After being in a coma for two and a half weeks, doctors placed Purdy on life support. "Then I was put into an induced coma," she says. "It felt like I was hanging on by my fingertips on a cliff, like literally hanging on by a thread," she continues. "It felt like if I just relaxed for one second then I would go."
Purdy got up on a snowboard about seven months after she lost her legs. At the time, she was still very sick—I was still 83 pounds, I still had kidney failure," Purdy says. "But I haven't ever missed a season of snowboarding, and I made it a goal that I wasn't going to miss that season whether I lost my legs or not."
The experience made Purdy appreciate her body in an entirely different way. "What I love about my body, especially right now, is just how strong it is," she says. "I've felt that contrast of it being as weak and vulnerable as it could be. When I was in the hospital and I lost my legs—to go from that to feeling stronger than ever, and knowing the strength of my body has been what's gotten me to where I'm at today, as far as the Paralympics and Dancing With the Stars goes—I'm so proud of how healthy I am."
The pictures, taken by Paola Kudacki, are certainly a testament to that.
As for Phelps, posing nude was no big deal. "A Speedo doesn't really hide that much anyway," he says.
During his short-lived retirement, Phelps says he packed on the pounds. "Oh, I was fat. I got fat and out of shape. It was hard because I had always eaten whatever I wanted whenever I wanted it," the 18-time gold medalist says. "I would always be like, 'All right, I'll go work out,' and I would never ever go. Sure enough, 25 pounds later, I was still saying the same thing.
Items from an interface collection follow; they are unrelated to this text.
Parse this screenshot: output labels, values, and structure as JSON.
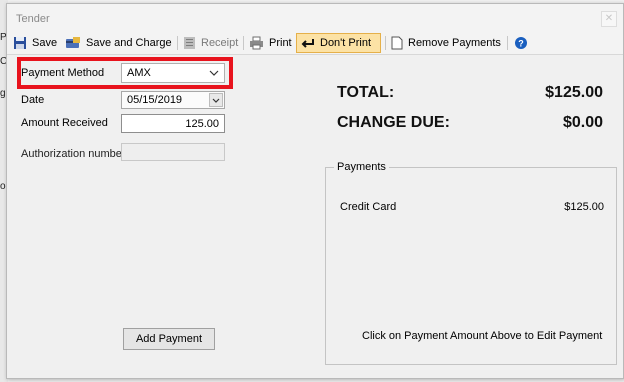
{
  "window": {
    "title": "Tender"
  },
  "background_fragments": [
    "PI",
    "CC",
    "g L",
    "og"
  ],
  "toolbar": {
    "save": "Save",
    "save_and_charge": "Save and Charge",
    "receipt": "Receipt",
    "print": "Print",
    "dont_print": "Don't Print",
    "remove_payments": "Remove Payments"
  },
  "form": {
    "payment_method_label": "Payment Method",
    "payment_method_value": "AMX",
    "date_label": "Date",
    "date_value": "05/15/2019",
    "amount_label": "Amount Received",
    "amount_value": "125.00",
    "auth_label": "Authorization number",
    "auth_value": ""
  },
  "summary": {
    "total_label": "TOTAL:",
    "total_value": "$125.00",
    "change_label": "CHANGE DUE:",
    "change_value": "$0.00"
  },
  "payments": {
    "group_title": "Payments",
    "rows": [
      {
        "method": "Credit Card",
        "amount": "$125.00"
      }
    ],
    "hint": "Click on Payment Amount Above to Edit Payment"
  },
  "add_payment_label": "Add Payment",
  "colors": {
    "highlight": "#e8131d",
    "active_button": "#fce2a5",
    "help_icon": "#1a5fbf"
  }
}
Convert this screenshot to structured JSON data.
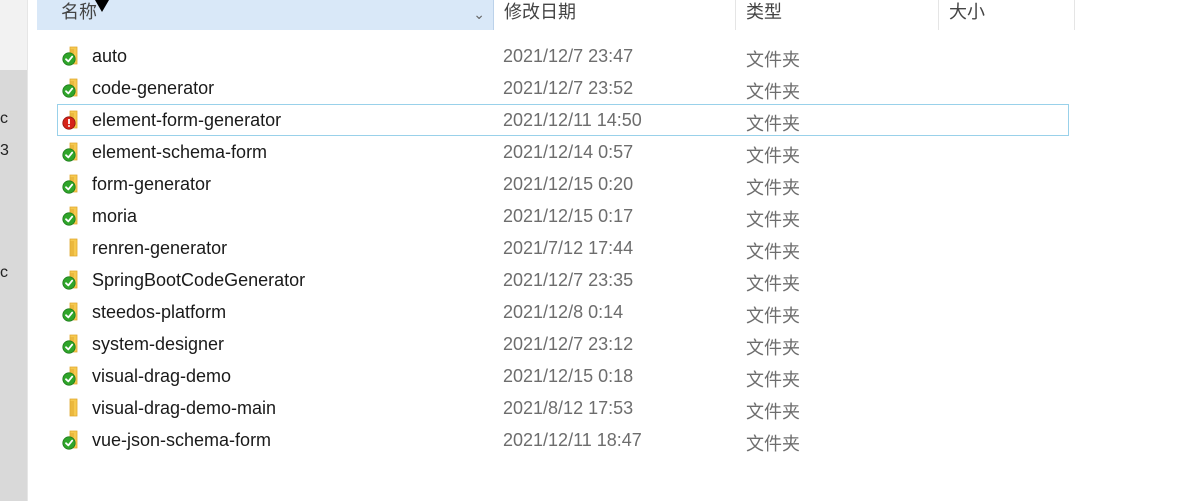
{
  "left_fragments": [
    "c",
    "3",
    "c"
  ],
  "columns": {
    "name": "名称",
    "date": "修改日期",
    "type": "类型",
    "size": "大小"
  },
  "rows": [
    {
      "name": "auto",
      "date": "2021/12/7 23:47",
      "type": "文件夹",
      "status": "ok"
    },
    {
      "name": "code-generator",
      "date": "2021/12/7 23:52",
      "type": "文件夹",
      "status": "ok"
    },
    {
      "name": "element-form-generator",
      "date": "2021/12/11 14:50",
      "type": "文件夹",
      "status": "modified"
    },
    {
      "name": "element-schema-form",
      "date": "2021/12/14 0:57",
      "type": "文件夹",
      "status": "ok"
    },
    {
      "name": "form-generator",
      "date": "2021/12/15 0:20",
      "type": "文件夹",
      "status": "ok"
    },
    {
      "name": "moria",
      "date": "2021/12/15 0:17",
      "type": "文件夹",
      "status": "ok"
    },
    {
      "name": "renren-generator",
      "date": "2021/7/12 17:44",
      "type": "文件夹",
      "status": "none"
    },
    {
      "name": "SpringBootCodeGenerator",
      "date": "2021/12/7 23:35",
      "type": "文件夹",
      "status": "ok"
    },
    {
      "name": "steedos-platform",
      "date": "2021/12/8 0:14",
      "type": "文件夹",
      "status": "ok"
    },
    {
      "name": "system-designer",
      "date": "2021/12/7 23:12",
      "type": "文件夹",
      "status": "ok"
    },
    {
      "name": "visual-drag-demo",
      "date": "2021/12/15 0:18",
      "type": "文件夹",
      "status": "ok"
    },
    {
      "name": "visual-drag-demo-main",
      "date": "2021/8/12 17:53",
      "type": "文件夹",
      "status": "none"
    },
    {
      "name": "vue-json-schema-form",
      "date": "2021/12/11 18:47",
      "type": "文件夹",
      "status": "ok"
    }
  ],
  "selected_row": "element-form-generator",
  "colors": {
    "folder": "#f6c94f",
    "folder_dark": "#e0a82e",
    "status_ok": "#2fa52a",
    "status_modified": "#d62318",
    "selection_border": "#99d1ea",
    "header_active_bg": "#d9e8f8"
  }
}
That was just part of my learning process."
The 6-foot-4 swimmer says the weight came off easily once he started working out again. "I got out of the shower one day and I'm like, "Wow. What am I doing?" It was all over after that. I lost 25 pounds in probably six weeks—just working out two hours a day, eating healthy," he reveals. "It shed right off."
At 29, Phelps' body has certain limitations. "I don't recover nearly as fast as I used to," he says. "It's one of the reasons I have to change what I put into my body. It's not the 18-year-old body it was before."
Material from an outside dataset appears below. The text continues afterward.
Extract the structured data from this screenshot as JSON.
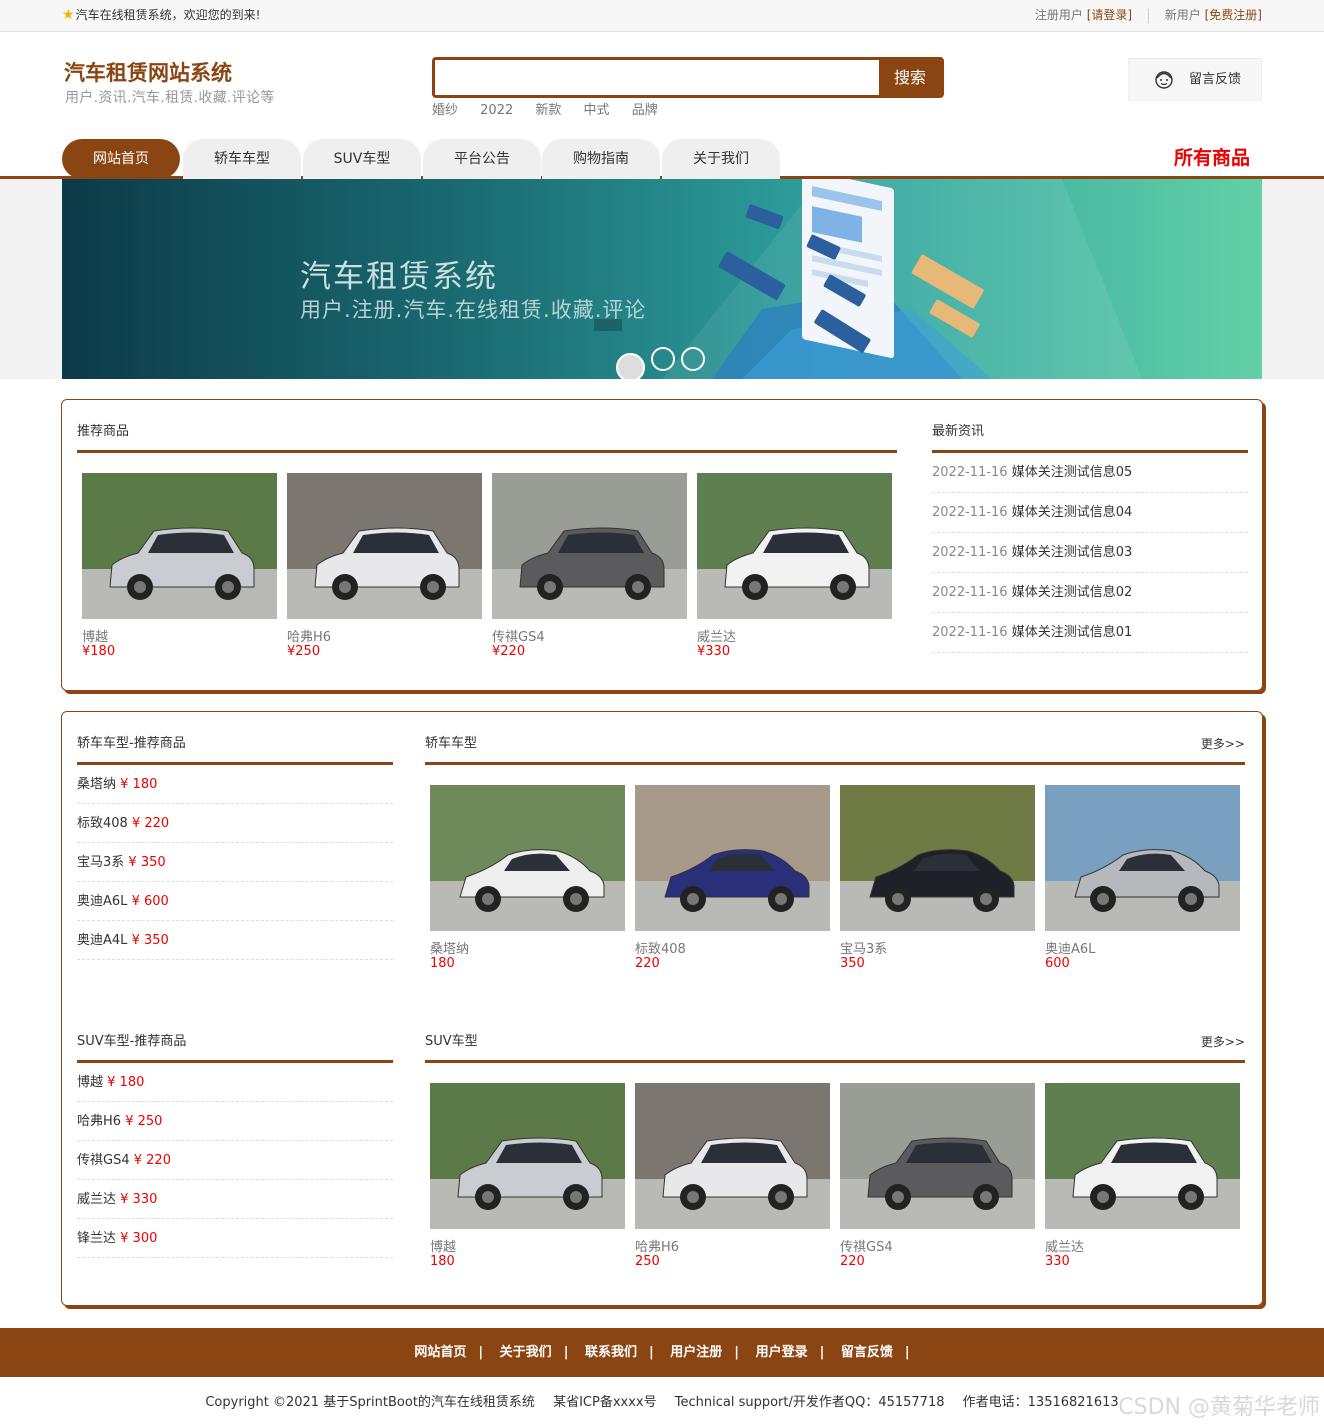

Whether he's trying to lose weight or stage a comeback, Phelps feels invincible. "I don't think there's really anything that you can't do," he tells ESPN The Magazine. "The first time you doubt yourself, you might as well just give up there because you're already saying you're done, you're finished."
Other athletes profiled include snowboarder Jamie Anderson, tennis player Tomas Berdych, bobsledder Aja Evans, football player Larry Fitzgerald, soccer player Omar Gonzalez, surfer Coco Ho, boxer Bernard Hopkins, cliff diver Ginger Huber, hockey player Hilary Knight, basketball player Angel McCoughtry, soccer player Megan Rapinoe and tennis player Venus Williams. The Body Issue is available to buy July 11.